Frequent update: A more moving target, but likely vulnerable to a remote update bug or hijack. Would likely be designed to have a backup BIOS for when remote updating fails: see never update.

For the never update, if you can get a remote device to execute code, does it matter how slow it is? Most firewalls face outwards. Get a man (or net connected kegerator) on the inside and most people will not notice. Also, when a company or individual standardizes on a line they become more vulnerable to attack. Example one woman I knew growing up only used 'Lady Kennmore' appliances. If you wanted to get access to her network, then you just buy the LK1.97.a-01 exploit from your favoutite mobster and boom, you are in.

Dave H said...

R.K.: I'm not saying you can't exploit an embedded system. I'm saying the Proofpoint report is unlikely because it's not worth the effort. Who's going to pay their local mobster for a crack that's only going to run on a few dozen machines? Nobody who wants a serious botnet.

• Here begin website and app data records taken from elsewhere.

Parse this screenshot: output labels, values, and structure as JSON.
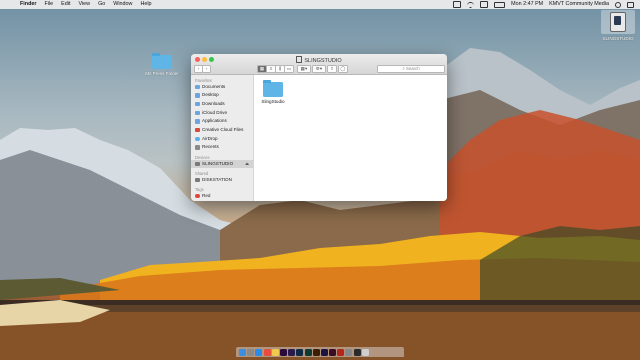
{
  "menubar": {
    "apple_glyph": "",
    "items": [
      "Finder",
      "File",
      "Edit",
      "View",
      "Go",
      "Window",
      "Help"
    ],
    "clock": "Mon 2:47 PM",
    "user": "KMVT Community Media"
  },
  "desktop": {
    "folder_label": "Ms Press Folder",
    "drive_label": "SLINGSTUDIO"
  },
  "finder": {
    "title": "SLINGSTUDIO",
    "search_placeholder": "Search",
    "sidebar": {
      "favorites_heading": "Favorites",
      "favorites": [
        {
          "label": "Documents",
          "icon": "documents-icon",
          "color": "#6ba6e0"
        },
        {
          "label": "Desktop",
          "icon": "desktop-icon",
          "color": "#6ba6e0"
        },
        {
          "label": "Downloads",
          "icon": "downloads-icon",
          "color": "#6ba6e0"
        },
        {
          "label": "iCloud Drive",
          "icon": "icloud-icon",
          "color": "#6ba6e0"
        },
        {
          "label": "Applications",
          "icon": "applications-icon",
          "color": "#6ba6e0"
        },
        {
          "label": "Creative Cloud Files",
          "icon": "creative-cloud-icon",
          "color": "#d94a3a"
        },
        {
          "label": "AirDrop",
          "icon": "airdrop-icon",
          "color": "#5cb0e8"
        },
        {
          "label": "Recents",
          "icon": "recents-icon",
          "color": "#8a8a8a"
        }
      ],
      "devices_heading": "Devices",
      "devices": [
        {
          "label": "SLINGSTUDIO",
          "icon": "drive-icon",
          "color": "#7a7a7a",
          "selected": true
        }
      ],
      "shared_heading": "Shared",
      "shared": [
        {
          "label": "DISKSTATION",
          "icon": "server-icon",
          "color": "#7a7a7a"
        }
      ],
      "tags_heading": "Tags",
      "tags": [
        {
          "label": "Red",
          "icon": "red-tag-icon",
          "color": "#e0463c"
        }
      ]
    },
    "items": [
      {
        "label": "SlingStudio",
        "icon": "folder-icon"
      }
    ]
  },
  "dock": {
    "apps": [
      {
        "name": "finder-app",
        "color": "#3d8de0"
      },
      {
        "name": "launchpad-app",
        "color": "#8b8b8b"
      },
      {
        "name": "safari-app",
        "color": "#2c8be8"
      },
      {
        "name": "chrome-app",
        "color": "#e94b3c"
      },
      {
        "name": "photos-app",
        "color": "#f2c94c"
      },
      {
        "name": "premiere-app",
        "color": "#2a0a3a"
      },
      {
        "name": "aftereffects-app",
        "color": "#2b1b4a"
      },
      {
        "name": "photoshop-app",
        "color": "#0f2a44"
      },
      {
        "name": "audition-app",
        "color": "#0c3b34"
      },
      {
        "name": "illustrator-app",
        "color": "#3a1f05"
      },
      {
        "name": "mediaencoder-app",
        "color": "#1d1340"
      },
      {
        "name": "indesign-app",
        "color": "#3b0d22"
      },
      {
        "name": "acrobat-app",
        "color": "#b3261e"
      },
      {
        "name": "systemprefs-app",
        "color": "#888888"
      },
      {
        "name": "slingstudio-app",
        "color": "#2a2a2a"
      },
      {
        "name": "trash-app",
        "color": "#cfcfcf"
      }
    ]
  }
}
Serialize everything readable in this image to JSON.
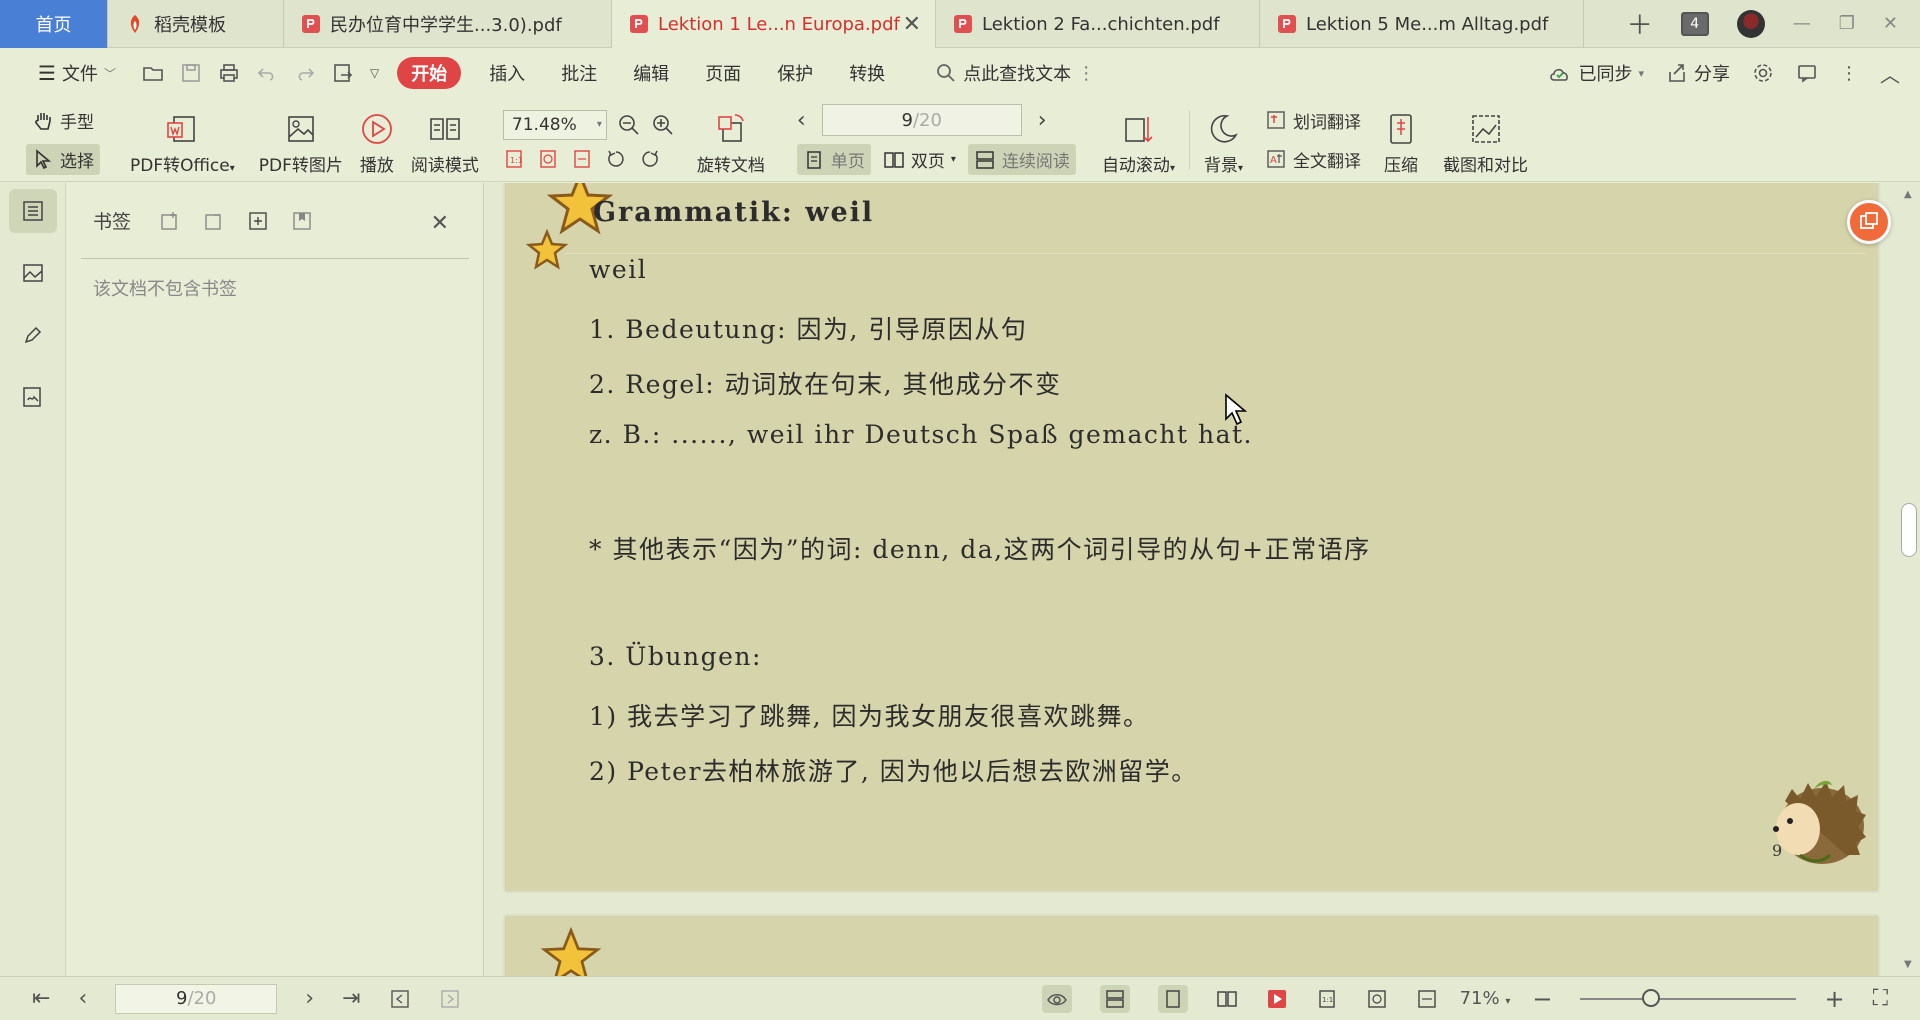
{
  "tabs": [
    {
      "label": "首页",
      "kind": "home"
    },
    {
      "label": "稻壳模板",
      "kind": "docer"
    },
    {
      "label": "民办位育中学学生...3.0).pdf",
      "kind": "pdf"
    },
    {
      "label": "Lektion 1 Le...n Europa.pdf",
      "kind": "pdf",
      "active": true
    },
    {
      "label": "Lektion 2 Fa...chichten.pdf",
      "kind": "pdf"
    },
    {
      "label": "Lektion 5 Me...m Alltag.pdf",
      "kind": "pdf"
    }
  ],
  "tabbar": {
    "window_count": "4"
  },
  "menu": {
    "file_label": "文件",
    "items": [
      "开始",
      "插入",
      "批注",
      "编辑",
      "页面",
      "保护",
      "转换"
    ],
    "search_label": "点此查找文本",
    "sync_label": "已同步",
    "share_label": "分享"
  },
  "ribbon": {
    "hand_label": "手型",
    "select_label": "选择",
    "pdf_to_office": "PDF转Office",
    "pdf_to_image": "PDF转图片",
    "play": "播放",
    "read_mode": "阅读模式",
    "zoom_value": "71.48%",
    "rotate_doc": "旋转文档",
    "page_current": "9",
    "page_total": "/20",
    "single_page": "单页",
    "double_page": "双页",
    "continuous": "连续阅读",
    "auto_scroll": "自动滚动",
    "background": "背景",
    "word_translate": "划词翻译",
    "full_translate": "全文翻译",
    "compress": "压缩",
    "screenshot_compare": "截图和对比"
  },
  "bookmarks": {
    "title": "书签",
    "empty_text": "该文档不包含书签"
  },
  "document": {
    "heading": "Grammatik: weil",
    "lines": [
      "weil",
      "1. Bedeutung: 因为, 引导原因从句",
      "2. Regel: 动词放在句末, 其他成分不变",
      "z. B.: ......, weil ihr Deutsch Spaß gemacht hat.",
      "*  其他表示“因为”的词: denn, da,这两个词引导的从句+正常语序",
      "3. Übungen:",
      "1)  我去学习了跳舞, 因为我女朋友很喜欢跳舞。",
      "2)  Peter去柏林旅游了, 因为他以后想去欧洲留学。"
    ],
    "page_number": "9"
  },
  "statusbar": {
    "page_current": "9",
    "page_total": "/20",
    "zoom": "71%"
  },
  "colors": {
    "accent_red": "#e04545",
    "home_tab_blue": "#4a7fd6",
    "page_bg": "#d6d4aa",
    "ui_bg": "#e8edd6"
  }
}
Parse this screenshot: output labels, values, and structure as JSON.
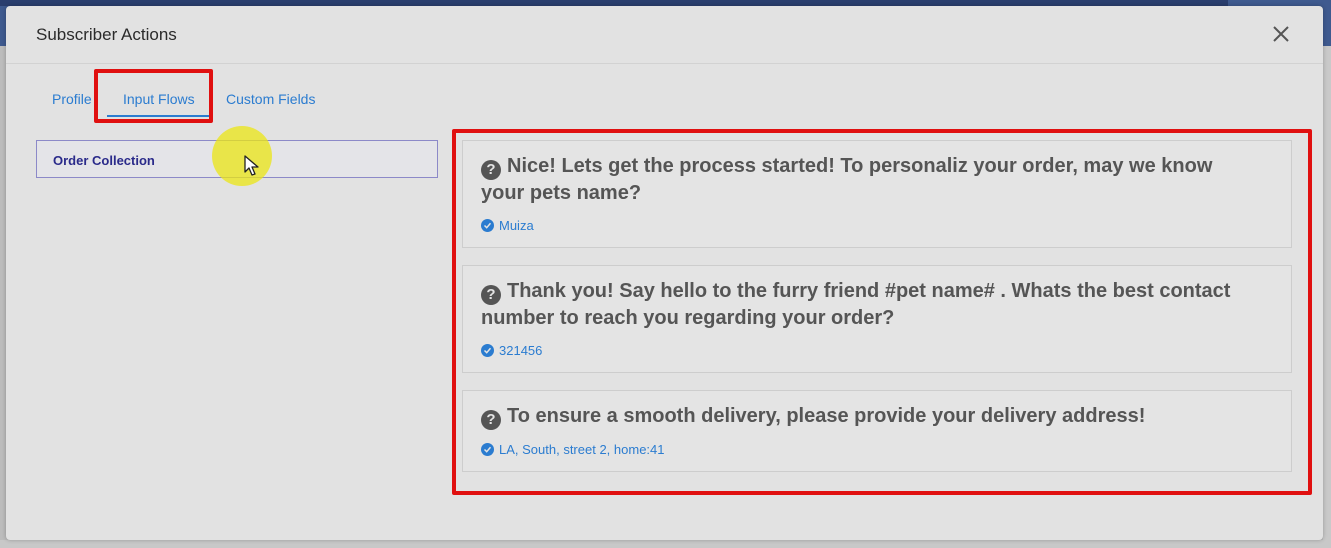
{
  "modal": {
    "title": "Subscriber Actions"
  },
  "tabs": [
    {
      "label": "Profile"
    },
    {
      "label": "Input Flows",
      "active": true
    },
    {
      "label": "Custom Fields"
    }
  ],
  "flows": [
    {
      "label": "Order Collection"
    }
  ],
  "qa": [
    {
      "question": "Nice! Lets get the process started! To personaliz your order, may we know your pets name?",
      "answer": "Muiza"
    },
    {
      "question": "Thank you! Say hello to the furry friend #pet name# . Whats the best contact number to reach you regarding your order?",
      "answer": "321456"
    },
    {
      "question": "To ensure a smooth delivery, please provide your delivery address!",
      "answer": "LA, South, street 2, home:41"
    }
  ],
  "colors": {
    "accent": "#2b7cd0",
    "highlight": "#e01010",
    "modal_bg": "#e2e2e2"
  },
  "icons": {
    "close": "close-icon",
    "question": "question-circle-icon",
    "answer": "check-circle-icon"
  }
}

They want a crack that will run on thousands or tens of thousands of machines.

joethefatman said...

Thanks for the security check page. My system passed on all fronts for some reason. I guess I've got a good security process after all.

Borepatch said...

Dave H, select "All Service Ports" which will do all 1024.

R.K. Brumbelow said...

@Dave H: There are 2 security markets bulk and specific target.

I once had a lawyer pay ~$30k to the PI firm I was the Comp forensics tech for to get access to 25MB of data.

30k will buy some substantial bot net activity.

I do agree that lower hanging fruit tends to be picked faster, but many times subtle is better. For example: Embedded systems of scientific test or small production equipment. Want your adversary to lose substantial yield in production? Tweak a parameter used in a equilibrium reaction. If it takes them 2 months to get production back on track during research that can make the difference of an order of magnitude for profits, or even if a product makes it to market at all. I was called in on 3 occasions to write up similar situations and to fix more than a few periled rollouts.

I guess my point is that I see very little, if any, upside for consumers in the 'network of things' model. Every step that direction gives someone else that much more likely a chance of convincingly imitating the consumer, and the most dangerous hacks are social.

Jake (formerly Riposte3) said...

"how is that fridge reached by the Evil Bad Guy to infect it?"

I wonder how well the update/app servers at GE/Kenmore/etc. are secured?

@ Dave H: Remember, some of the more interactive appliances (like refrigerators) are running Android with a device-specific skin. If all you want is a botnet zombie, there's no need be device-specific with that setup, and I bet they'll lag several versions behind on updates, too.